From "The Buffalo News"
The Board of Medicine has revoked the license of a Florida doctor accused of medical malpractice in a botched abortion case in which a live baby was delivered, but ended up dead in a cardboard box.
The board on Friday found Dr. Pierre Jean-Jacque Renelique in violation of Florida statutes by committing medical malpractice, delegating responsibility to unlicensed personnel, and failing to keep an accurate medical record. Renelique and his attorney declined to comment after the hearing.
The Department of Health said Renelique was scheduled to perform an abortion on a teenager who was 23 weeks pregnant in 2006. Sycloria Williams had been given drugs in advance to dilate her cervix.
According to the complaint, she gave birth at a Hialeah clinic after waiting hours for Renelique to arrive. The complaint said one of the clinic owners put the baby in a bag that was thrown away.
Police found the infant's decomposing remains a week later.
A medical examiner determined the cause of death was extreme prematurity, the complaint states.
At Friday's hearing, Renelique told the board of his life-long quest to be a doctor. He said there are generations of physicians in his family, and that he decided to follow the same path after seeing his father treat patients.

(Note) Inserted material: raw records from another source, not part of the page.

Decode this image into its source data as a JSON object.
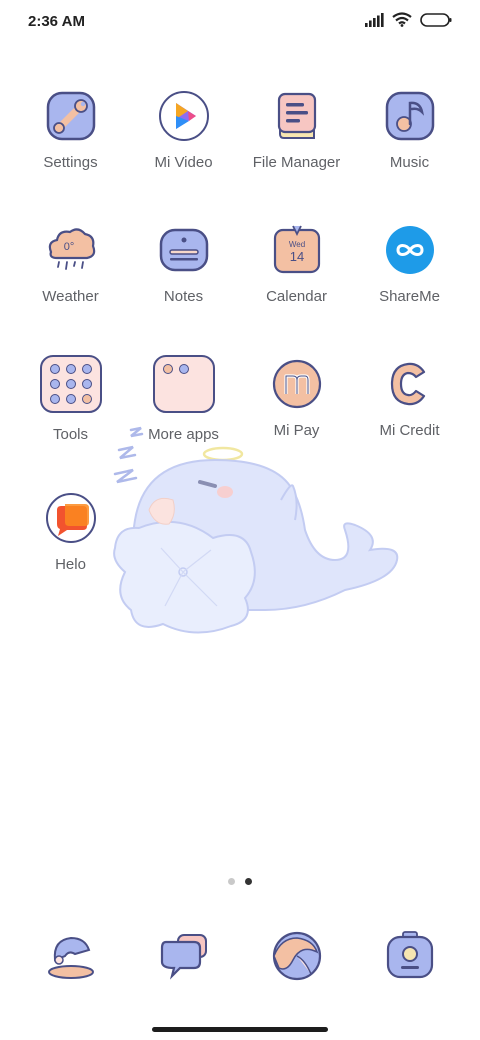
{
  "status_bar": {
    "time": "2:36 AM",
    "icons": [
      "signal-icon",
      "wifi-icon",
      "battery-icon"
    ]
  },
  "apps": [
    {
      "label": "Settings",
      "icon": "settings-icon"
    },
    {
      "label": "Mi Video",
      "icon": "mi-video-icon"
    },
    {
      "label": "File Manager",
      "icon": "file-manager-icon"
    },
    {
      "label": "Music",
      "icon": "music-icon"
    },
    {
      "label": "Weather",
      "icon": "weather-icon",
      "icon_text": "0°"
    },
    {
      "label": "Notes",
      "icon": "notes-icon"
    },
    {
      "label": "Calendar",
      "icon": "calendar-icon",
      "icon_day": "Wed",
      "icon_date": "14"
    },
    {
      "label": "ShareMe",
      "icon": "shareme-icon"
    },
    {
      "label": "Tools",
      "icon": "tools-folder-icon"
    },
    {
      "label": "More apps",
      "icon": "more-apps-folder-icon"
    },
    {
      "label": "Mi Pay",
      "icon": "mi-pay-icon"
    },
    {
      "label": "Mi Credit",
      "icon": "mi-credit-icon"
    },
    {
      "label": "Helo",
      "icon": "helo-icon"
    }
  ],
  "page_indicator": {
    "pages": 2,
    "current": 2
  },
  "dock": [
    {
      "icon": "phone-icon"
    },
    {
      "icon": "messages-icon"
    },
    {
      "icon": "browser-icon"
    },
    {
      "icon": "camera-icon"
    }
  ],
  "colors": {
    "outline": "#4a4f86",
    "lavender": "#a9b6ee",
    "peach": "#f3c0a3",
    "pink": "#fce3e0",
    "shareme_blue": "#1e9be8"
  }
}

Renelique described saving a woman's life during the second year of his medical residency in Haiti. He later left his home country to work and train in the United States. It was never his intention to do abortions, he said.

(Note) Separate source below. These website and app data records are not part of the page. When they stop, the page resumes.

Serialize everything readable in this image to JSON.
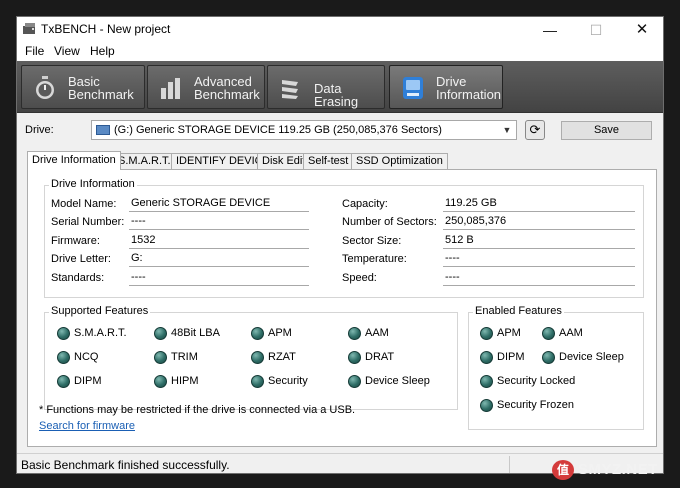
{
  "window": {
    "title": "TxBENCH - New project",
    "min": "—",
    "max": "☐",
    "close": "✕"
  },
  "menu": [
    "File",
    "View",
    "Help"
  ],
  "toolbar": {
    "buttons": [
      {
        "line1": "Basic",
        "line2": "Benchmark",
        "icon": "stopwatch-icon"
      },
      {
        "line1": "Advanced",
        "line2": "Benchmark",
        "icon": "bar-chart-icon"
      },
      {
        "line1": "Data Erasing",
        "line2": "",
        "icon": "eraser-icon"
      },
      {
        "line1": "Drive",
        "line2": "Information",
        "icon": "drive-info-icon"
      }
    ],
    "active_index": 3
  },
  "drive": {
    "label": "Drive:",
    "selected": "(G:) Generic STORAGE DEVICE  119.25 GB (250,085,376 Sectors)",
    "save_label": "Save"
  },
  "tabs": [
    "Drive Information",
    "S.M.A.R.T.",
    "IDENTIFY DEVICE",
    "Disk Edit",
    "Self-test",
    "SSD Optimization"
  ],
  "active_tab": 0,
  "info": {
    "group_title": "Drive Information",
    "left": [
      {
        "label": "Model Name:",
        "value": "Generic STORAGE DEVICE"
      },
      {
        "label": "Serial Number:",
        "value": "----"
      },
      {
        "label": "Firmware:",
        "value": "1532"
      },
      {
        "label": "Drive Letter:",
        "value": "G:"
      },
      {
        "label": "Standards:",
        "value": "----"
      }
    ],
    "right": [
      {
        "label": "Capacity:",
        "value": "119.25 GB"
      },
      {
        "label": "Number of Sectors:",
        "value": "250,085,376"
      },
      {
        "label": "Sector Size:",
        "value": "512 B"
      },
      {
        "label": "Temperature:",
        "value": "----"
      },
      {
        "label": "Speed:",
        "value": "----"
      }
    ]
  },
  "supported": {
    "group_title": "Supported Features",
    "items": [
      "S.M.A.R.T.",
      "48Bit LBA",
      "APM",
      "AAM",
      "NCQ",
      "TRIM",
      "RZAT",
      "DRAT",
      "DIPM",
      "HIPM",
      "Security",
      "Device Sleep"
    ]
  },
  "enabled": {
    "group_title": "Enabled Features",
    "items": [
      "APM",
      "AAM",
      "DIPM",
      "Device Sleep",
      "Security Locked",
      "Security Frozen"
    ]
  },
  "note": "* Functions may be restricted if the drive is connected via a USB.",
  "link": "Search for firmware",
  "status": "Basic Benchmark finished successfully.",
  "watermark": {
    "badge": "值",
    "text": "SMYZ.NET"
  },
  "colors": {
    "toolbar": "#4d4d4d",
    "led": "#2e6d66",
    "link": "#1a5fb4"
  }
}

"That was not part of my goals when I came to Florida," he said. "But I had to do it to survive."
During the board's questioning, Dr. Elizabeth D. Tucker, an obstetrician-gynecologist from Pensacola, asked Renelique about three different types of medical forceps. Renelique replied that he possessed each of the instruments.
After each question, Tucker also held up a metal instrument, different from the one she had named and inquired about. One of the tools was a metal rod with an arrow attached at the tip.

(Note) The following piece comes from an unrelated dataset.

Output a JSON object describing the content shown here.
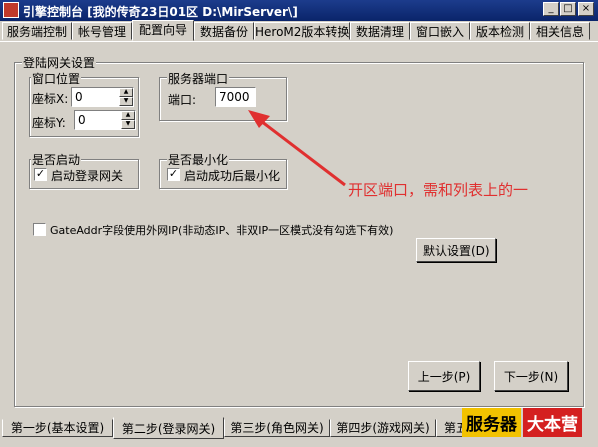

Tucker asked Renelique if he had that. He replied that he did.
"For the record, these are from my antique collection," she said later. "We don't use these in terminations."
Renelique's attorney, Joseph Harrison, later requested that his client view the instruments more closely, which the board allowed. Renelique said he had never seen or used the spear in his life.
Renelique said he had advised the patient to come in early as a precaution, and that when he was en route to the clinic, he was called to tend to another patient having an emergency.
He said the clinic staff members didn't tell him about the delivery when he arrived.
Harrison said Renelique expected the board to uphold the current restriction on his license, which prohibits him from performing abortions unless another physician is present. The Department of Health recommended that his license be suspended. But the board decided to revoke it instead which means he will not be able to practice medicine in Florida.
No criminal charges have been filed in the case, but the state attorney's office is investigating.